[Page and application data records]
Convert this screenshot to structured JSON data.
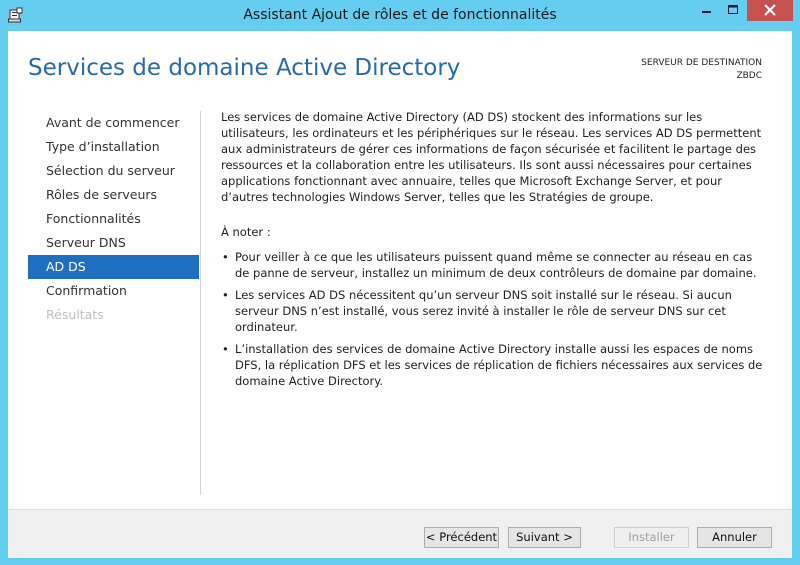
{
  "window": {
    "title": "Assistant Ajout de rôles et de fonctionnalités",
    "controls": {
      "minimize_icon": "minimize-icon",
      "maximize_icon": "maximize-icon",
      "close_icon": "close-icon"
    }
  },
  "header": {
    "page_title": "Services de domaine Active Directory",
    "destination_label": "SERVEUR DE DESTINATION",
    "destination_server": "ZBDC"
  },
  "nav": {
    "items": [
      {
        "label": "Avant de commencer",
        "state": "normal"
      },
      {
        "label": "Type d’installation",
        "state": "normal"
      },
      {
        "label": "Sélection du serveur",
        "state": "normal"
      },
      {
        "label": "Rôles de serveurs",
        "state": "normal"
      },
      {
        "label": "Fonctionnalités",
        "state": "normal"
      },
      {
        "label": "Serveur DNS",
        "state": "normal"
      },
      {
        "label": "AD DS",
        "state": "active"
      },
      {
        "label": "Confirmation",
        "state": "normal"
      },
      {
        "label": "Résultats",
        "state": "disabled"
      }
    ]
  },
  "content": {
    "intro": "Les services de domaine Active Directory (AD DS) stockent des informations sur les utilisateurs, les ordinateurs et les périphériques sur le réseau. Les services AD DS permettent aux administrateurs de gérer ces informations de façon sécurisée et facilitent le partage des ressources et la collaboration entre les utilisateurs. Ils sont aussi nécessaires pour certaines applications fonctionnant avec annuaire, telles que Microsoft Exchange Server, et pour d’autres technologies Windows Server, telles que les Stratégies de groupe.",
    "note_heading": "À noter :",
    "bullet_glyph": "•",
    "bullets": [
      "Pour veiller à ce que les utilisateurs puissent quand même se connecter au réseau en cas de panne de serveur, installez un minimum de deux contrôleurs de domaine par domaine.",
      "Les services AD DS nécessitent qu’un serveur DNS soit installé sur le réseau. Si aucun serveur DNS n’est installé, vous serez invité à installer le rôle de serveur DNS sur cet ordinateur.",
      "L’installation des services de domaine Active Directory installe aussi les espaces de noms DFS, la réplication DFS et les services de réplication de fichiers nécessaires aux services de domaine Active Directory."
    ]
  },
  "footer": {
    "prev_label": "< Précédent",
    "next_label": "Suivant >",
    "install_label": "Installer",
    "cancel_label": "Annuler"
  },
  "colors": {
    "window_frame": "#65cdf0",
    "title_accent": "#2a6aa8",
    "nav_selected": "#1f6fc1",
    "close_button": "#c75050"
  }
}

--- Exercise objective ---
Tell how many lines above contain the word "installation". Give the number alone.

--- Result of this task ---
2